The role of big data and business intelligence
Written by: Charles van der Pluijm
The manufacturing sector is lagging behind many others when it comes to the adoption of BI (business intelligence) systems. At the same time, manufacturers face a constant and growing pressure to innovate quickly in times of increasing economic uncertainty and an ever-greater emphasis on the importance of sustainability.
Leveraging big data has become a business imperative, not only in manufacturing, but every other sector as well. However, as the amount of digitisation continues to proliferate at a rapid pace, the challenge lies in translating the raw data into real-world use cases and actionable insights.
Seizing new market opportunities with innovative tech
The digital transformation of the manufacturing sector is dependent on the adoption of systems that generate valuable data, and that data is the fuel for BI systems. For example, IoT (Internet of Things) devices can collect data directly from the shop floor, without manufacturers having to
rely solely on manual reports. Drones equipped with cameras and other sensors can record vast amounts of information across large areas in a
fraction of the time that people can. These are just a couple of the examples of how innovative technology is feeding the big-data pipeline in modern manufacturing firms.
Building a scalable and extensible data foundation
The primary difficulty of leveraging big data for analytics is simply down to the fact there is so much of it. The amount of data being generated continues to double every two years, to the point data sets are now far too large for human comprehension. This is why modern BI tools have become heavily reliant on artificial intelligence and machine learning to translate the data into actionable insights.

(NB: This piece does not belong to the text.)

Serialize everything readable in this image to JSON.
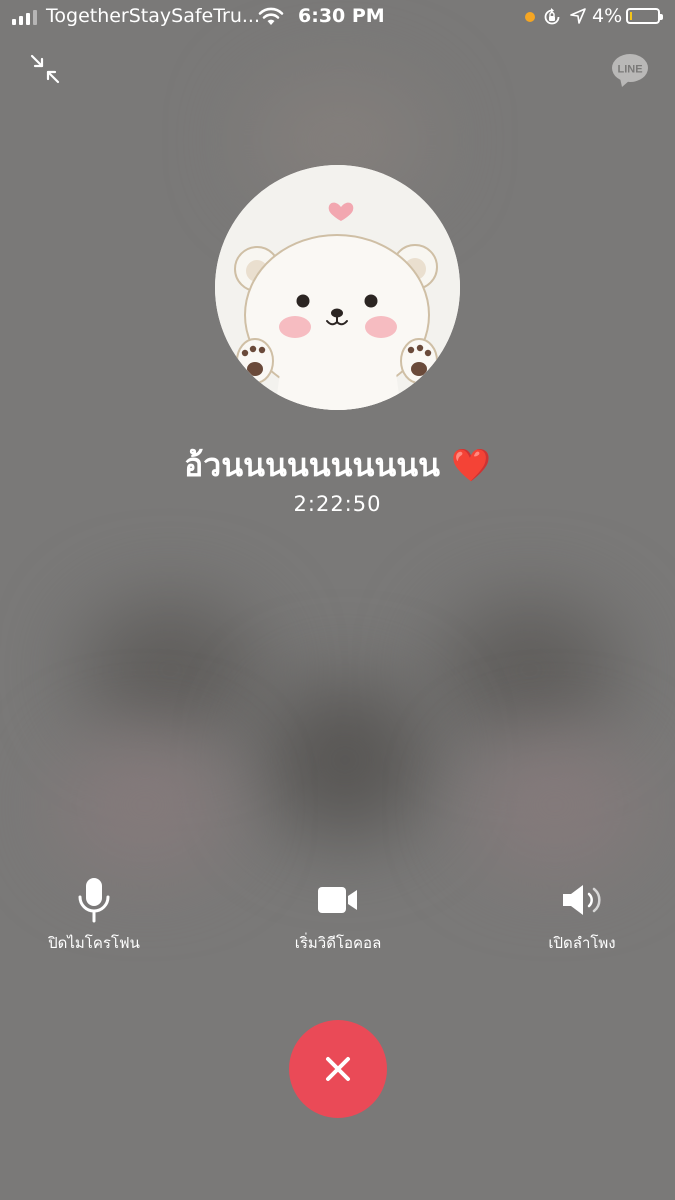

Most manufacturers are still heavily reliant on their ERP (enterprise resource planning) tools, but while these systems are important, they are generally not geared up for big data analytics. In fact, ERP is itself a valuable data source, but it is one among many others, including RPA (robotic process automation), CRM (customer relationship management), and IoT systems.
To avoid missing or inaccurate insights due to incomplete data sets, data must be drawn from all of the sources that generate it. This requires a scalable and extensible framework that can be easily adapted to the constantly evolving needs of the organisation. Fortunately, the rise of open APIs (application programming interfaces) and industry-wide standards and protocols is making this easier, but many manufacturers still have a long way to go before fully realising their advantages.
Gaining insights from new and existing data sources
Data collection is just the first part of the process. Big data is the fuel that enters the top of the BI pipeline, after which is goes through extensive analysis where data is curated, cleaned, and compared, before being released in the form of valuable information – or answers to the most pressing business questions, in other words.
While data, regardless of its form or quantity, is a commodity, business intelligence refers to the process of turning it into insights. These insights can enhance decision-making across the complete range of manufacturing operations from the predictive maintenance of machinery to insights for sales, marketing, customer support, and supply chain management departments. Together, this data-driven decision-making can reduce waste, improve products, and reduce cycle times.
Innovation does not happen in a bubble. In order to minimise risk and drive sustainable growth, the course of innovation must be driven by facts, rather than emotions and guesswork. This is enormously important in the manufacturing sector, where organisations often serve multiple markets and manage complex supply chains. Modern business intelligence systems, fuelled by the proliferation of big data, are critical for making that happen.
We Create Smart Factories
MPDV is the market leader for IT solutions in production. We offer products, solutions and services based on a broad expertise. MPDV supports companies from all industries and of all sizes on their way to the Smart Factory.
“We” stands for around 500 employees of MPDV. After all, it is the people who define a company. Every day, MPDV‘s teams develop smart manufacturing solutions. They have made MPDV what we are today with their passion for high-quality products, their know-ledge and their team spirit: the market leader for IT solutions in manufacturing with more than 40 years of experience in the production environment.
“Create” stands for what MPDV is doing. We drive digitization in manufacturing and make companies competitive. We always have the finger on the pulse and know the needs of our customers very well. We operate competen-ce centers, are in constant exchange with our users and further develop our solutions ac-cording to requirements. To do so, we focus on the essentials and thus stand out from thecrowd.
„Smart Factories“ is the vision of a self-re-gulating factory of the future where machines and logistics systems organize themselves as independently as possible. MPDV supports companies in turning this vision into reality. We make a key contribution with our products to ensure that factories evolve into true Smart Factories and stay at the cutting edge of tech-nology. The focus continues to be on people as an integral part of creating value.
The MPDV Group is made up of the following companies:
• MPDV Mikrolab GmbH and MPDV subsi-diaries in China, Malaysia, Singapore, Swit-zerland and the USA.
• AIMES GmbH
• FELTEN Group
• Perfect Production GmbH